Bonds: In the wake of the Fed commentary and optimistic data, U.S. Treasuries declined in October for the biggest monthly loss since February 2015. The 10-year note yields touched the highest since May amid increasing speculation the Federal Reserve will raise interest rates in December.
Alternatives: According to the World Bank’s October report, most commodity prices continued to rise in the 3rd quarter from their lows in early 2016. Energy prices rose more than 3% in the 3rd quarter of 2016 from the 2nd quarter. Coal prices surged 30%, U.S. natural gas prices were up 33%, and crude oil prices were slightly lower, averaging $44.7/bbl, as greater supply returned to the market.
Evangeline Dávila, CIMA®
Chief Research & Investment Officer
Source: Callan Associates, Inc.
U.S. equities declined in October amid a confluence of corporate, central bank, and geo-political forces. U.S. Treasuries experienced their worst month so far in 2016 as improving economic data increased concerns over a rise in the federal funds rate. Amid an uncertain scenario, were downside risks are combined with expectations of muted returns, we continue to recommend prudent asset allocation and risk assessment, based on future capital needs, for plan sponsors, institutions and individual investors. Due diligence reviews and an adherence to a well-developed investment policy remain the most prudent course for long-term investors. Continued fiduciary education is paramount.
Consultiva Internacional Inc. (“Consultiva”) has compiled the information for this report from sources Consultiva believes to be reliable. Sources include: investment manager(s); mutual fund(s); exchange traded fund(s); third party data vendors and other outside sources. Consultiva assumes no responsibility for the accuracy, reliability, completeness or timeliness of the information provided, or methodologies employed, by any information providers external to Consultiva. Conclusions reflect the judgement of Consultiva Investment Strategy Committee at this time and is subject to change without prior notice. There also can be no guarantee that using this information will lead to any particular result. Past performance results are not necessarily indicative of future performance. Diversification does not guarantee a profit or protection against loss. This document is for informational purposes only and is not intended to be an offer, solicitation, recommendation with respect to the purchase or sale of any financial investment/ security or a recommendation of the services supplied by any money management organization neither an investment advice or legal opinion.
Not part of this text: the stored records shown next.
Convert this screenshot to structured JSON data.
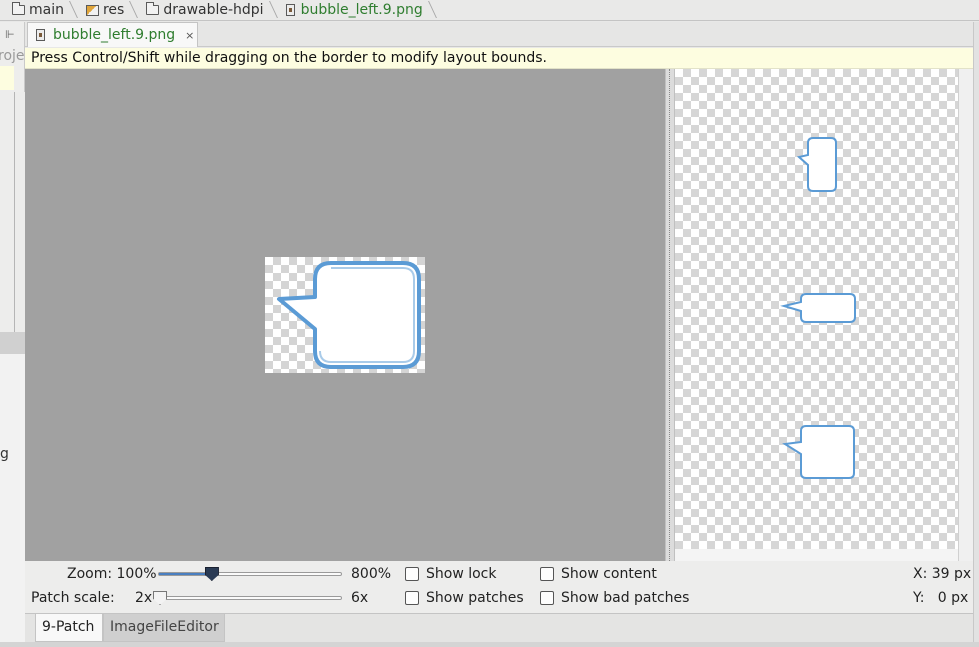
{
  "breadcrumb": {
    "items": [
      {
        "label": "main",
        "icon": "folder-icon"
      },
      {
        "label": "res",
        "icon": "res-folder-icon"
      },
      {
        "label": "drawable-hdpi",
        "icon": "folder-icon"
      },
      {
        "label": "bubble_left.9.png",
        "icon": "image-file-icon"
      }
    ]
  },
  "left_panel": {
    "partial_label": "roje",
    "partial_item": "g"
  },
  "editor_tab": {
    "label": "bubble_left.9.png",
    "close": "×"
  },
  "hint": "Press Control/Shift while dragging on the border to modify layout bounds.",
  "controls": {
    "zoom_label": "Zoom: 100%",
    "zoom_max": "800%",
    "zoom_fraction": 0.26,
    "patch_scale_label": "Patch scale:",
    "patch_scale_min": "2x",
    "patch_scale_max": "6x",
    "patch_scale_fraction": 0.0,
    "show_lock": "Show lock",
    "show_patches": "Show patches",
    "show_content": "Show content",
    "show_bad_patches": "Show bad patches",
    "show_lock_checked": false,
    "show_patches_checked": false,
    "show_content_checked": false,
    "show_bad_patches_checked": false,
    "x_readout": "X: 39 px",
    "y_readout": "Y:   0 px"
  },
  "bottom_tabs": [
    {
      "label": "9-Patch",
      "active": true
    },
    {
      "label": "ImageFileEditor",
      "active": false
    }
  ],
  "colors": {
    "bubble_stroke": "#5b9bd5",
    "accent_green": "#2f7d2f",
    "hint_bg": "#fdfde0",
    "canvas_bg": "#a1a1a1"
  }
}
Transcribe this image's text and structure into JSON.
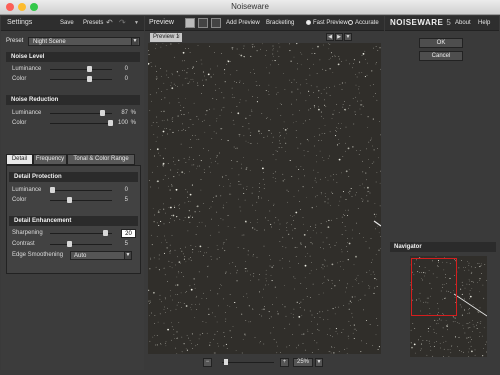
{
  "window": {
    "title": "Noiseware"
  },
  "left": {
    "title": "Settings",
    "save": "Save",
    "presets": "Presets",
    "preset_label": "Preset",
    "preset_value": "Night Scene",
    "noise_level": {
      "title": "Noise Level",
      "luminance": {
        "label": "Luminance",
        "value": "0"
      },
      "color": {
        "label": "Color",
        "value": "0"
      }
    },
    "noise_reduction": {
      "title": "Noise Reduction",
      "luminance": {
        "label": "Luminance",
        "value": "87",
        "unit": "%"
      },
      "color": {
        "label": "Color",
        "value": "100",
        "unit": "%"
      }
    },
    "tabs": [
      "Detail",
      "Frequency",
      "Tonal & Color Range"
    ],
    "detail_protection": {
      "title": "Detail Protection",
      "luminance": {
        "label": "Luminance",
        "value": "0"
      },
      "color": {
        "label": "Color",
        "value": "5"
      }
    },
    "detail_enhancement": {
      "title": "Detail Enhancement",
      "sharpening": {
        "label": "Sharpening",
        "value": "20"
      },
      "contrast": {
        "label": "Contrast",
        "value": "5"
      },
      "edge": {
        "label": "Edge Smoothening",
        "value": "Auto"
      }
    }
  },
  "center": {
    "title": "Preview",
    "add_preview": "Add Preview",
    "bracketing": "Bracketing",
    "fast_preview": "Fast Preview",
    "accurate": "Accurate",
    "tab_label": "Preview 1",
    "zoom": "25%"
  },
  "right": {
    "logo": "NOISEWARE",
    "version": "5",
    "about": "About",
    "help": "Help",
    "ok": "OK",
    "cancel": "Cancel",
    "navigator": "Navigator"
  },
  "colors": {
    "close": "#fc5f57",
    "minimize": "#fdbc2e",
    "zoom": "#34c84a",
    "navigator_frame": "#d41e1e"
  },
  "levels": {
    "noise_level_luminance": 0.64,
    "noise_level_color": 0.64,
    "noise_reduction_luminance": 0.87,
    "noise_reduction_color": 1.0,
    "detail_protection_luminance": 0.0,
    "detail_protection_color": 0.3,
    "detail_enhancement_sharpening": 0.92,
    "detail_enhancement_contrast": 0.3,
    "zoom_slider": 0.05
  }
}
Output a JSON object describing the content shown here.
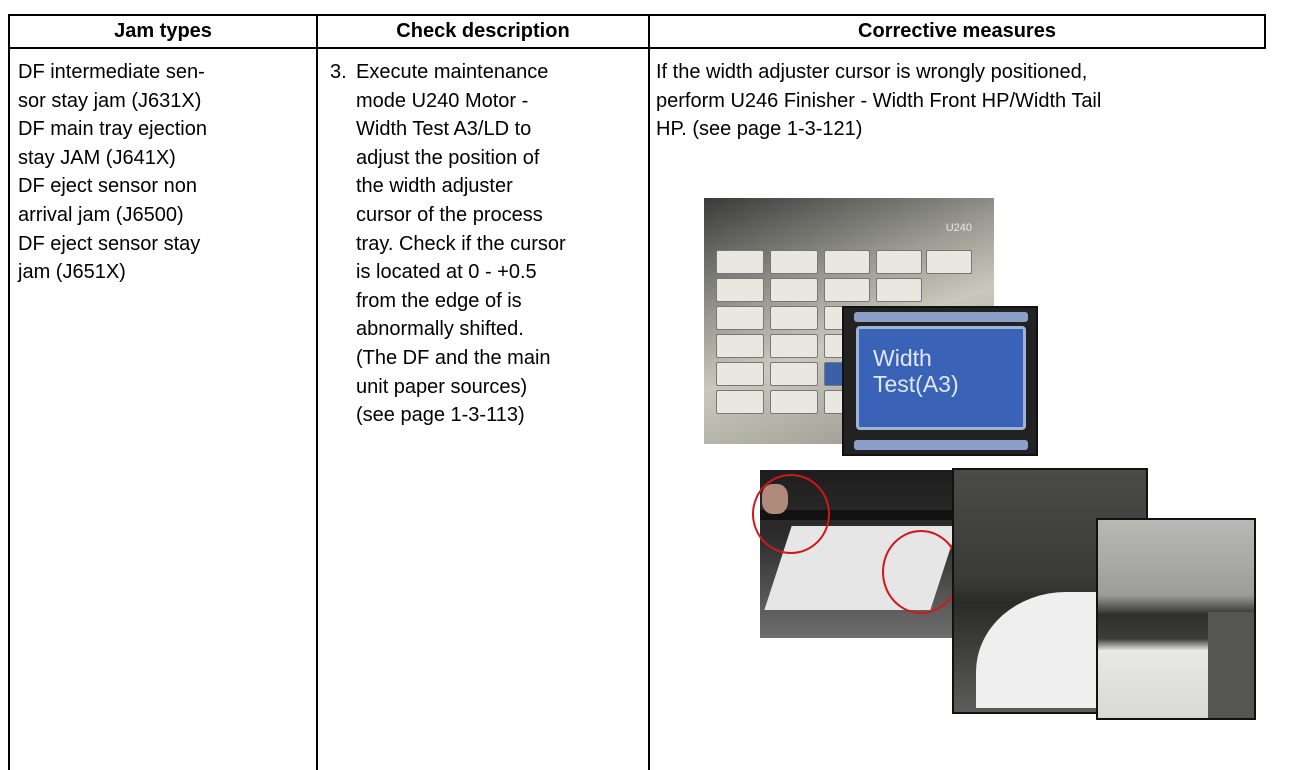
{
  "table": {
    "headers": [
      "Jam types",
      "Check description",
      "Corrective measures"
    ],
    "jam_types_lines": [
      "DF intermediate sen-",
      "sor stay jam (J631X)",
      "DF main tray ejection",
      "stay JAM (J641X)",
      "DF eject sensor non",
      "arrival jam (J6500)",
      "DF eject sensor stay",
      "jam (J651X)"
    ],
    "check_number": "3.",
    "check_lines": [
      "Execute maintenance",
      "mode U240 Motor -",
      "Width Test A3/LD to",
      "adjust the position of",
      "the width adjuster",
      "cursor of the process",
      "tray. Check if the cursor",
      "is located at 0 - +0.5",
      "from the edge of is",
      "abnormally shifted.",
      "(The DF and the main",
      "unit paper sources)",
      "(see page 1-3-113)"
    ],
    "corrective_lines": [
      "If the width adjuster cursor is wrongly positioned,",
      "perform U246 Finisher - Width Front HP/Width Tail",
      "HP. (see page 1-3-121)"
    ]
  },
  "photos": {
    "screen_code": "U240",
    "zoom_button_line1": "Width",
    "zoom_button_line2": "Test(A3)"
  }
}
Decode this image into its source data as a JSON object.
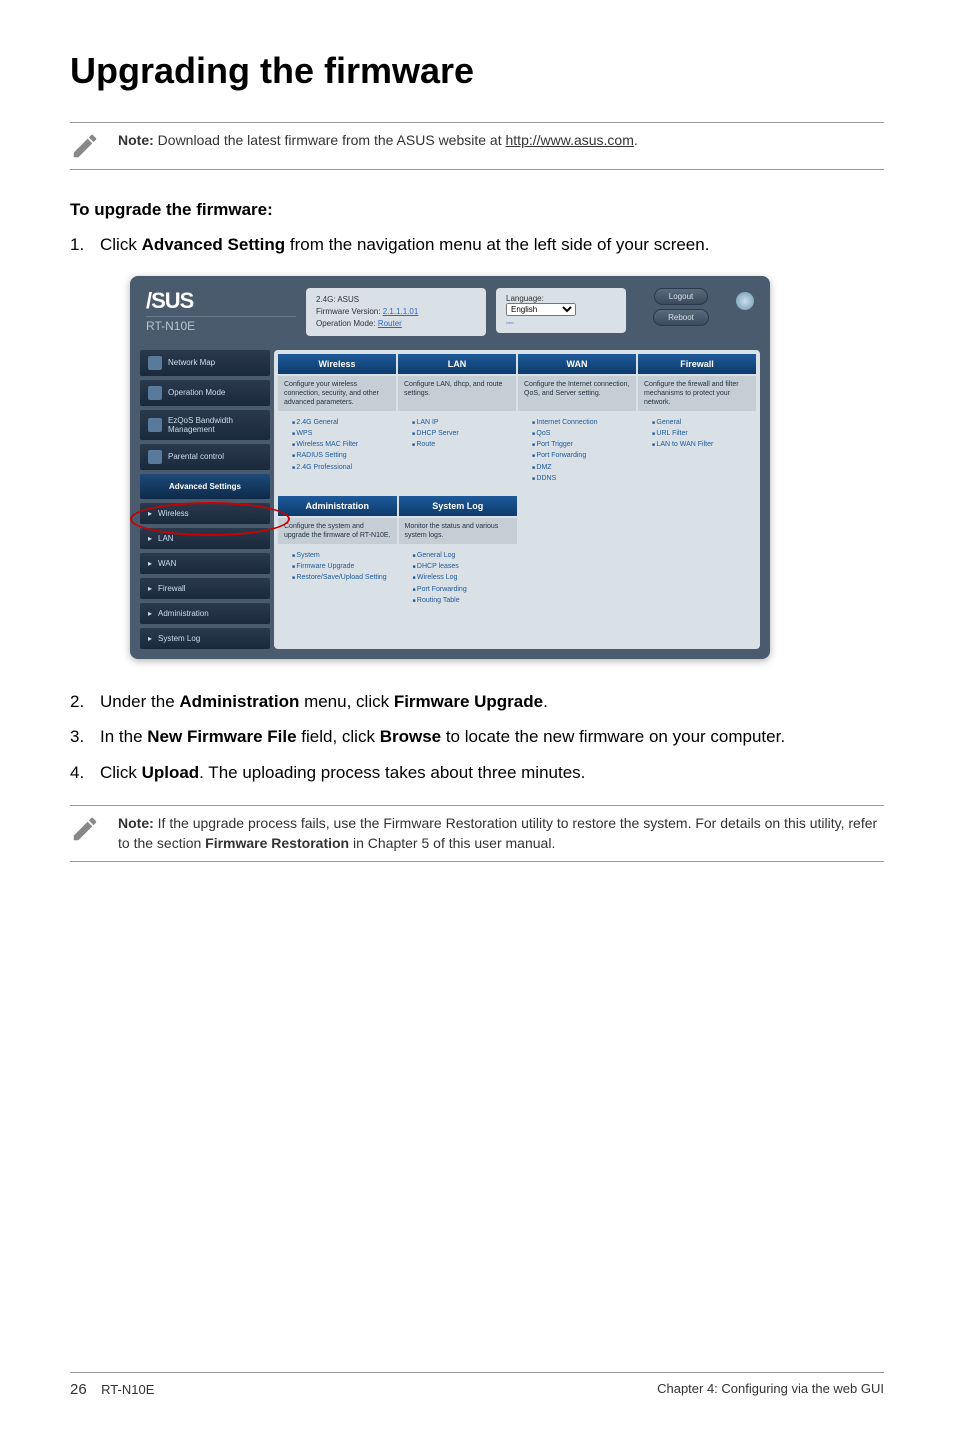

Investment advice can be provided only after the delivery of Consultiva’s Brochure and Brochure Supplement (ADV Part 2A and 2B) once a properly executed investment advisory agreement has been entered into by a client and Consultiva. This is not a solicitation to become a client of Consultiva. There are risks involved with investing including the possible loss of principal. All investments are subject to risk. Investors should make investment decisions based on their specific investment objectives, risk tolerance and financial circumstances. The registration with the Securities and Exchange Commission does not imply a certain level of skill or training.